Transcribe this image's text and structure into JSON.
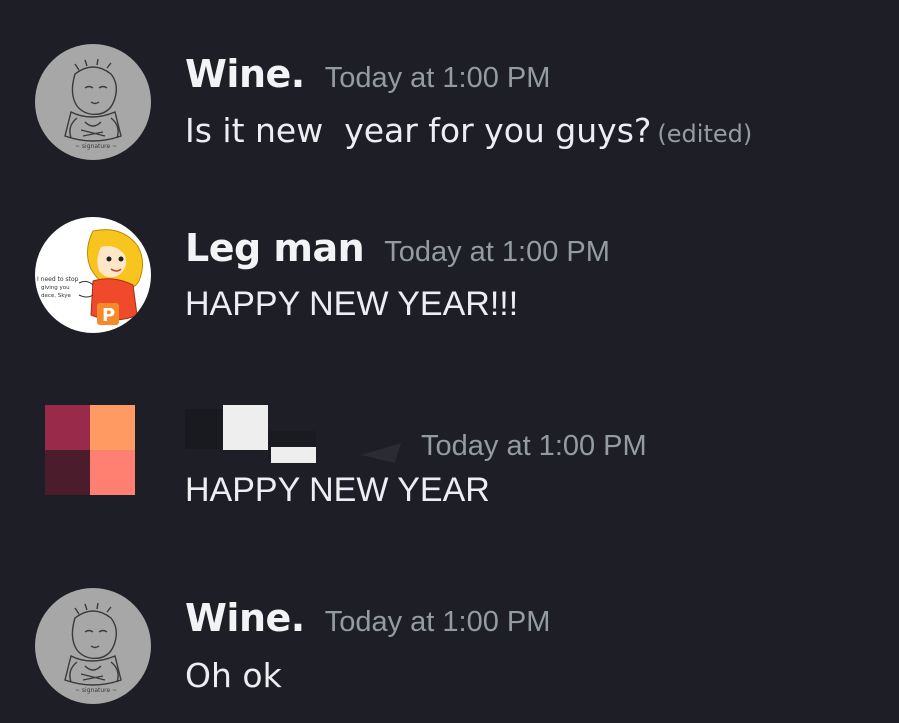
{
  "messages": [
    {
      "author": "Wine.",
      "timestamp": "Today at 1:00 PM",
      "text": "Is it new  year for you guys?",
      "edited_label": "(edited)",
      "avatar_icon": "sketch-portrait-avatar"
    },
    {
      "author": "Leg man",
      "timestamp": "Today at 1:00 PM",
      "text": "HAPPY NEW YEAR!!!",
      "avatar_icon": "yellow-haired-character-avatar",
      "avatar_caption": "I need to stop giving you dece, Skye"
    },
    {
      "author": "",
      "timestamp": "Today at 1:00 PM",
      "text": "HAPPY NEW YEAR",
      "avatar_icon": "color-grid-avatar"
    },
    {
      "author": "Wine.",
      "timestamp": "Today at 1:00 PM",
      "text": "Oh ok",
      "avatar_icon": "sketch-portrait-avatar"
    }
  ],
  "colors": {
    "background": "#1e1f26",
    "username": "#f2f3f5",
    "timestamp": "#949ba4",
    "message_text": "#eceef1"
  }
}
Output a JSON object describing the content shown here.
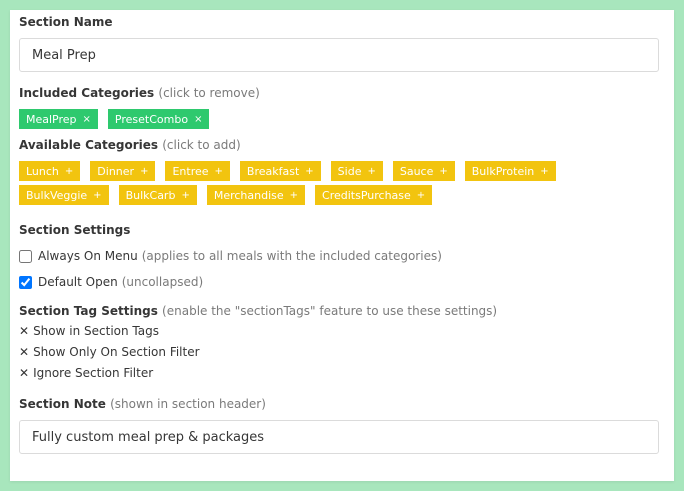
{
  "section_name": {
    "label": "Section Name",
    "value": "Meal Prep"
  },
  "included": {
    "label": "Included Categories",
    "hint": "(click to remove)",
    "remove_symbol": "×",
    "tags": [
      "MealPrep",
      "PresetCombo"
    ],
    "color": "#2ec96e"
  },
  "available": {
    "label": "Available Categories",
    "hint": "(click to add)",
    "add_symbol": "+",
    "tags": [
      "Lunch",
      "Dinner",
      "Entree",
      "Breakfast",
      "Side",
      "Sauce",
      "BulkProtein",
      "BulkVeggie",
      "BulkCarb",
      "Merchandise",
      "CreditsPurchase"
    ],
    "color": "#f2c40f"
  },
  "settings": {
    "label": "Section Settings",
    "always_on_menu": {
      "label": "Always On Menu",
      "hint": "(applies to all meals with the included categories)",
      "checked": false
    },
    "default_open": {
      "label": "Default Open",
      "hint": "(uncollapsed)",
      "checked": true
    }
  },
  "tag_settings": {
    "label": "Section Tag Settings",
    "hint": "(enable the \"sectionTags\" feature to use these settings)",
    "mark": "✕",
    "items": [
      "Show in Section Tags",
      "Show Only On Section Filter",
      "Ignore Section Filter"
    ]
  },
  "section_note": {
    "label": "Section Note",
    "hint": "(shown in section header)",
    "value": "Fully custom meal prep & packages"
  }
}
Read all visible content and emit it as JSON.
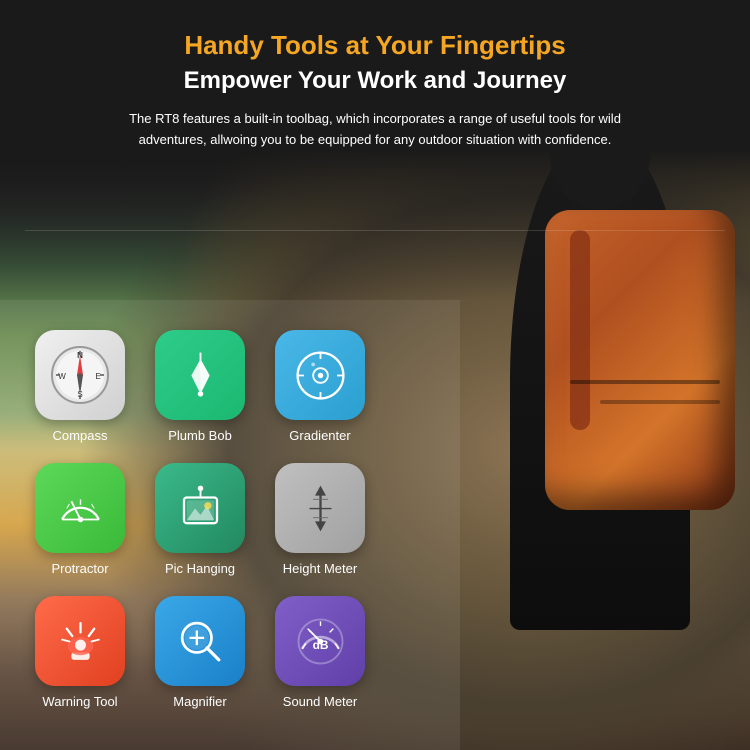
{
  "header": {
    "tagline": "Handy Tools at Your Fingertips",
    "title": "Empower Your Work and Journey",
    "description": "The RT8 features a built-in toolbag, which incorporates a range of useful tools for wild adventures, allwoing you to be equipped for any outdoor situation with confidence."
  },
  "tools": [
    {
      "id": "compass",
      "label": "Compass",
      "icon_type": "compass",
      "color_start": "#f0f0f0",
      "color_end": "#d0d0d0"
    },
    {
      "id": "plumb-bob",
      "label": "Plumb Bob",
      "icon_type": "plumb",
      "color_start": "#2ecc8a",
      "color_end": "#1ab870"
    },
    {
      "id": "gradienter",
      "label": "Gradienter",
      "icon_type": "gradienter",
      "color_start": "#4ab8e8",
      "color_end": "#2a9fd0"
    },
    {
      "id": "protractor",
      "label": "Protractor",
      "icon_type": "protractor",
      "color_start": "#5dd85a",
      "color_end": "#3aba38"
    },
    {
      "id": "pic-hanging",
      "label": "Pic Hanging",
      "icon_type": "pic-hanging",
      "color_start": "#3aba8a",
      "color_end": "#228860"
    },
    {
      "id": "height-meter",
      "label": "Height Meter",
      "icon_type": "height-meter",
      "color_start": "#c0c0c0",
      "color_end": "#909090"
    },
    {
      "id": "warning-tool",
      "label": "Warning Tool",
      "icon_type": "warning",
      "color_start": "#ff6b4a",
      "color_end": "#e04020"
    },
    {
      "id": "magnifier",
      "label": "Magnifier",
      "icon_type": "magnifier",
      "color_start": "#3aa8e8",
      "color_end": "#1a80c8"
    },
    {
      "id": "sound-meter",
      "label": "Sound Meter",
      "icon_type": "sound",
      "color_start": "#8060c8",
      "color_end": "#6040a8"
    }
  ]
}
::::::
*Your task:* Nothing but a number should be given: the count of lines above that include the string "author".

*Answer area:* 4